== WORK REQUIRED ==
All of the records that follow need to be copied word for word, without the pictures.

== SOURCE INFORMATION ==
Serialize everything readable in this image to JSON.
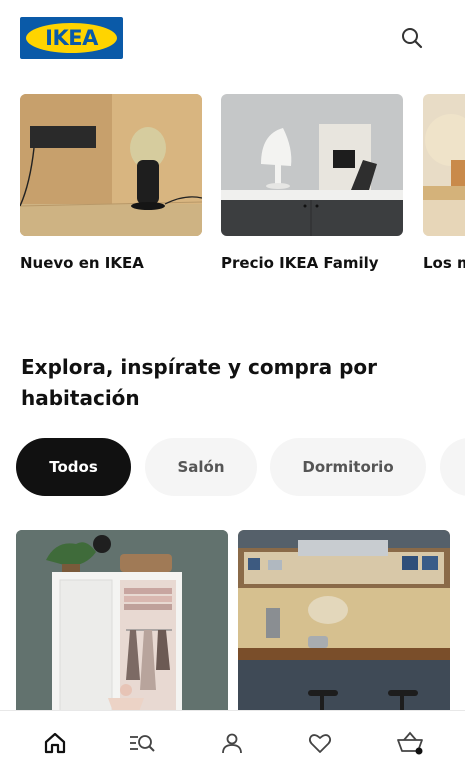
{
  "brand": {
    "logo_text": "IKEA",
    "blue": "#0a5aa8",
    "yellow": "#ffd400"
  },
  "header": {
    "search_icon": "search-icon"
  },
  "featured": [
    {
      "label": "Nuevo en IKEA"
    },
    {
      "label": "Precio IKEA Family"
    },
    {
      "label": "Los m"
    }
  ],
  "section": {
    "title": "Explora, inspírate y compra por habitación"
  },
  "chips": [
    {
      "label": "Todos",
      "active": true
    },
    {
      "label": "Salón",
      "active": false
    },
    {
      "label": "Dormitorio",
      "active": false
    }
  ],
  "bottom_nav": [
    {
      "icon": "home-icon",
      "active": true
    },
    {
      "icon": "search-list-icon",
      "active": false
    },
    {
      "icon": "profile-icon",
      "active": false
    },
    {
      "icon": "heart-icon",
      "active": false
    },
    {
      "icon": "basket-icon",
      "active": false
    }
  ]
}
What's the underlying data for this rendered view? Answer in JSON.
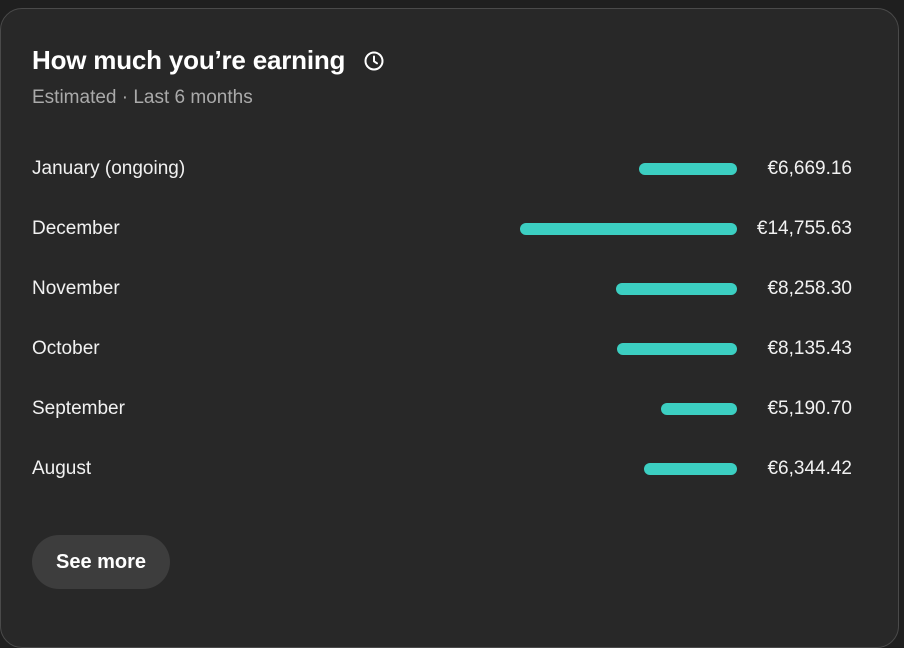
{
  "card": {
    "title": "How much you’re earning",
    "info_icon": "clock-info-icon",
    "subtitle": "Estimated · Last 6 months"
  },
  "chart_data": {
    "type": "bar",
    "orientation": "horizontal",
    "currency": "€",
    "categories": [
      "January (ongoing)",
      "December",
      "November",
      "October",
      "September",
      "August"
    ],
    "values": [
      6669.16,
      14755.63,
      8258.3,
      8135.43,
      5190.7,
      6344.42
    ],
    "value_labels": [
      "€6,669.16",
      "€14,755.63",
      "€8,258.30",
      "€8,135.43",
      "€5,190.70",
      "€6,344.42"
    ],
    "bar_color": "#3ccfc2"
  },
  "actions": {
    "see_more_label": "See more"
  },
  "colors": {
    "card_background": "#282828",
    "page_background": "#1f1f1f",
    "accent": "#3ccfc2",
    "button_background": "#3d3d3d"
  }
}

== SOLVED EXERCISE ==
Serialize everything readable in this image to JSON.
{
  "brand": {
    "logo_text": "IKEA",
    "blue": "#0a5aa8",
    "yellow": "#ffd400"
  },
  "header": {
    "search_icon": "search-icon"
  },
  "featured": [
    {
      "label": "Nuevo en IKEA"
    },
    {
      "label": "Precio IKEA Family"
    },
    {
      "label": "Los m"
    }
  ],
  "section": {
    "title": "Explora, inspírate y compra por habitación"
  },
  "chips": [
    {
      "label": "Todos",
      "active": true
    },
    {
      "label": "Salón",
      "active": false
    },
    {
      "label": "Dormitorio",
      "active": false
    }
  ],
  "bottom_nav": [
    {
      "icon": "home-icon",
      "active": true
    },
    {
      "icon": "search-list-icon",
      "active": false
    },
    {
      "icon": "profile-icon",
      "active": false
    },
    {
      "icon": "heart-icon",
      "active": false
    },
    {
      "icon": "basket-icon",
      "active": false
    }
  ]
}
What's the underlying data for this rendered view? Answer in JSON.
{
  "card": {
    "title": "How much you’re earning",
    "info_icon": "clock-info-icon",
    "subtitle": "Estimated · Last 6 months"
  },
  "chart_data": {
    "type": "bar",
    "orientation": "horizontal",
    "currency": "€",
    "categories": [
      "January (ongoing)",
      "December",
      "November",
      "October",
      "September",
      "August"
    ],
    "values": [
      6669.16,
      14755.63,
      8258.3,
      8135.43,
      5190.7,
      6344.42
    ],
    "value_labels": [
      "€6,669.16",
      "€14,755.63",
      "€8,258.30",
      "€8,135.43",
      "€5,190.70",
      "€6,344.42"
    ],
    "bar_color": "#3ccfc2"
  },
  "actions": {
    "see_more_label": "See more"
  },
  "colors": {
    "card_background": "#282828",
    "page_background": "#1f1f1f",
    "accent": "#3ccfc2",
    "button_background": "#3d3d3d"
  }
}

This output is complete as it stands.